_THE TASK:_ Reproduce each entry exactly as it reads. Leave the images out.

[MATERIAL FOR THIS EXERCISE — start]

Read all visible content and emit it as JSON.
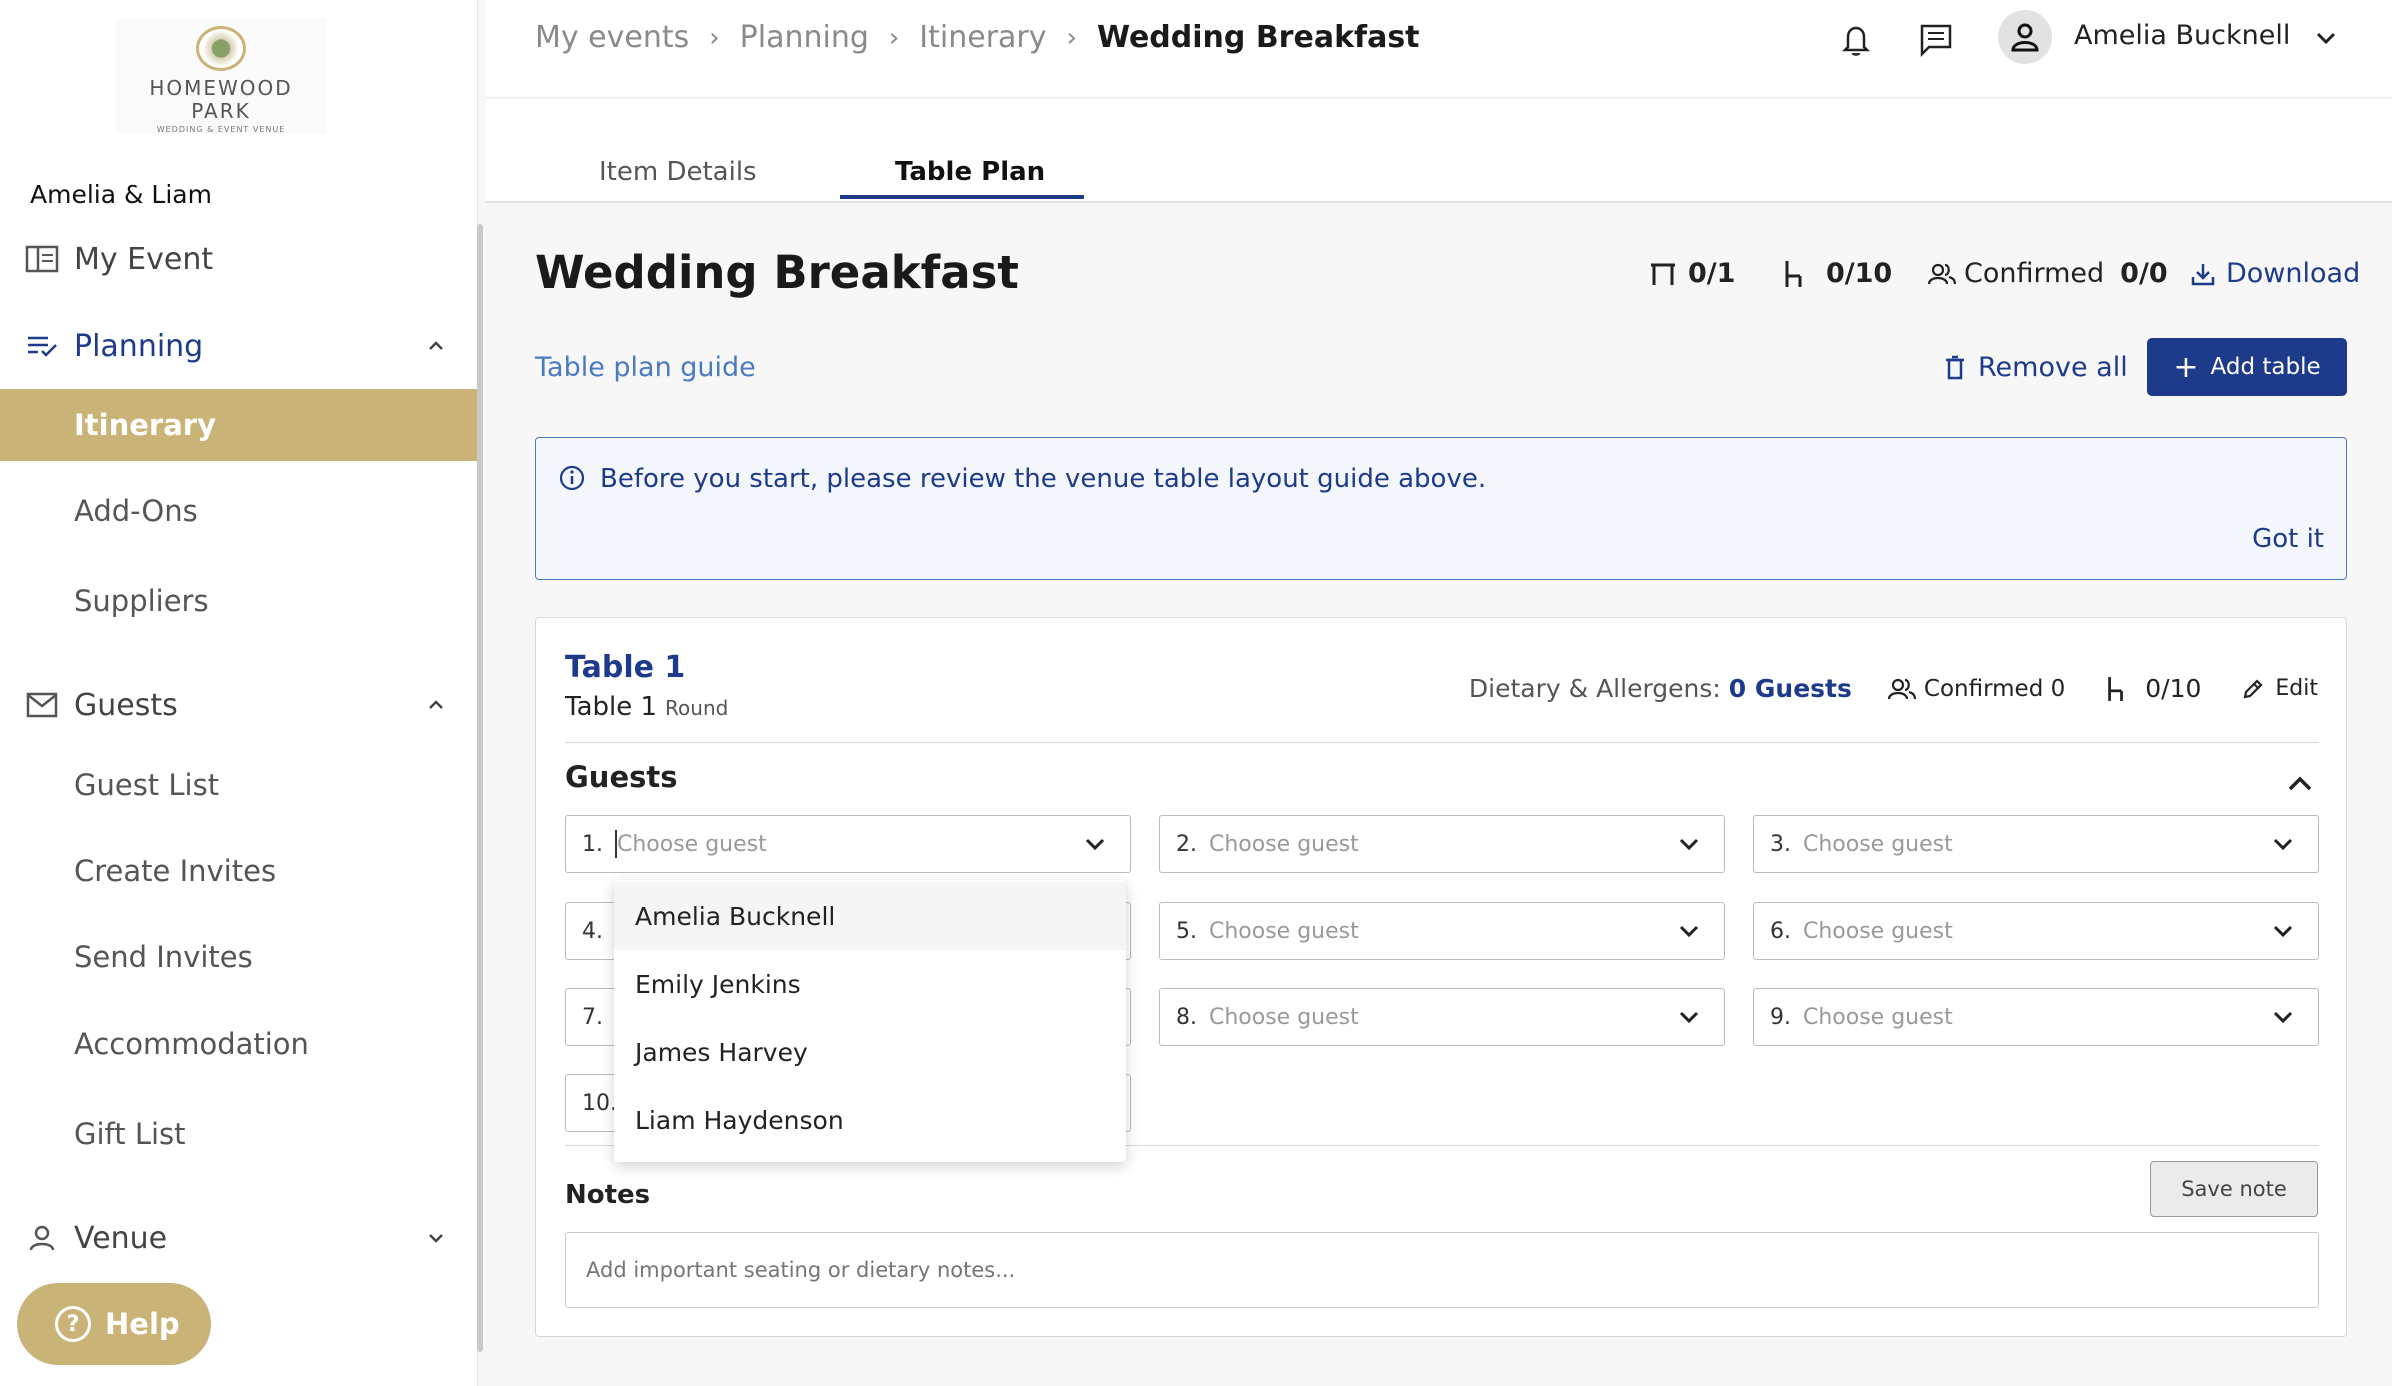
{
  "brand": {
    "name_line1": "HOMEWOOD",
    "name_line2": "PARK",
    "tagline": "WEDDING & EVENT VENUE",
    "accent": "#c9b377",
    "primary": "#1e3a8a"
  },
  "sidebar": {
    "couple": "Amelia & Liam",
    "my_event": "My Event",
    "planning": {
      "label": "Planning",
      "items": [
        "Itinerary",
        "Add-Ons",
        "Suppliers"
      ]
    },
    "guests": {
      "label": "Guests",
      "items": [
        "Guest List",
        "Create Invites",
        "Send Invites",
        "Accommodation",
        "Gift List"
      ]
    },
    "venue": "Venue",
    "help": "Help"
  },
  "header": {
    "breadcrumbs": [
      "My events",
      "Planning",
      "Itinerary"
    ],
    "current": "Wedding Breakfast",
    "user_name": "Amelia Bucknell"
  },
  "tabs": [
    "Item Details",
    "Table Plan"
  ],
  "main": {
    "title": "Wedding Breakfast",
    "tables_count": "0/1",
    "seats_count": "0/10",
    "confirmed_label": "Confirmed",
    "confirmed_count": "0/0",
    "download": "Download",
    "guide_link": "Table plan guide",
    "remove_all": "Remove all",
    "add_table": "Add table",
    "notice": "Before you start, please review the venue table layout guide above.",
    "got_it": "Got it"
  },
  "table": {
    "title": "Table 1",
    "name": "Table 1",
    "shape": "Round",
    "dietary_label": "Dietary & Allergens:",
    "dietary_value": "0 Guests",
    "confirmed": "Confirmed 0",
    "seats": "0/10",
    "edit": "Edit",
    "guests_heading": "Guests",
    "seat_numbers": [
      "1.",
      "2.",
      "3.",
      "4.",
      "5.",
      "6.",
      "7.",
      "8.",
      "9.",
      "10."
    ],
    "seat_placeholder": "Choose guest",
    "notes_heading": "Notes",
    "save_note": "Save note",
    "notes_placeholder": "Add important seating or dietary notes..."
  },
  "dropdown_options": [
    "Amelia Bucknell",
    "Emily Jenkins",
    "James Harvey",
    "Liam Haydenson"
  ]
}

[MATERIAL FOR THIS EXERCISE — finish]

_TASK SOLUTION:_
Read all visible content and emit it as JSON.
{
  "brand": {
    "name_line1": "HOMEWOOD",
    "name_line2": "PARK",
    "tagline": "WEDDING & EVENT VENUE",
    "accent": "#c9b377",
    "primary": "#1e3a8a"
  },
  "sidebar": {
    "couple": "Amelia & Liam",
    "my_event": "My Event",
    "planning": {
      "label": "Planning",
      "items": [
        "Itinerary",
        "Add-Ons",
        "Suppliers"
      ]
    },
    "guests": {
      "label": "Guests",
      "items": [
        "Guest List",
        "Create Invites",
        "Send Invites",
        "Accommodation",
        "Gift List"
      ]
    },
    "venue": "Venue",
    "help": "Help"
  },
  "header": {
    "breadcrumbs": [
      "My events",
      "Planning",
      "Itinerary"
    ],
    "current": "Wedding Breakfast",
    "user_name": "Amelia Bucknell"
  },
  "tabs": [
    "Item Details",
    "Table Plan"
  ],
  "main": {
    "title": "Wedding Breakfast",
    "tables_count": "0/1",
    "seats_count": "0/10",
    "confirmed_label": "Confirmed",
    "confirmed_count": "0/0",
    "download": "Download",
    "guide_link": "Table plan guide",
    "remove_all": "Remove all",
    "add_table": "Add table",
    "notice": "Before you start, please review the venue table layout guide above.",
    "got_it": "Got it"
  },
  "table": {
    "title": "Table 1",
    "name": "Table 1",
    "shape": "Round",
    "dietary_label": "Dietary & Allergens:",
    "dietary_value": "0 Guests",
    "confirmed": "Confirmed 0",
    "seats": "0/10",
    "edit": "Edit",
    "guests_heading": "Guests",
    "seat_numbers": [
      "1.",
      "2.",
      "3.",
      "4.",
      "5.",
      "6.",
      "7.",
      "8.",
      "9.",
      "10."
    ],
    "seat_placeholder": "Choose guest",
    "notes_heading": "Notes",
    "save_note": "Save note",
    "notes_placeholder": "Add important seating or dietary notes..."
  },
  "dropdown_options": [
    "Amelia Bucknell",
    "Emily Jenkins",
    "James Harvey",
    "Liam Haydenson"
  ]
}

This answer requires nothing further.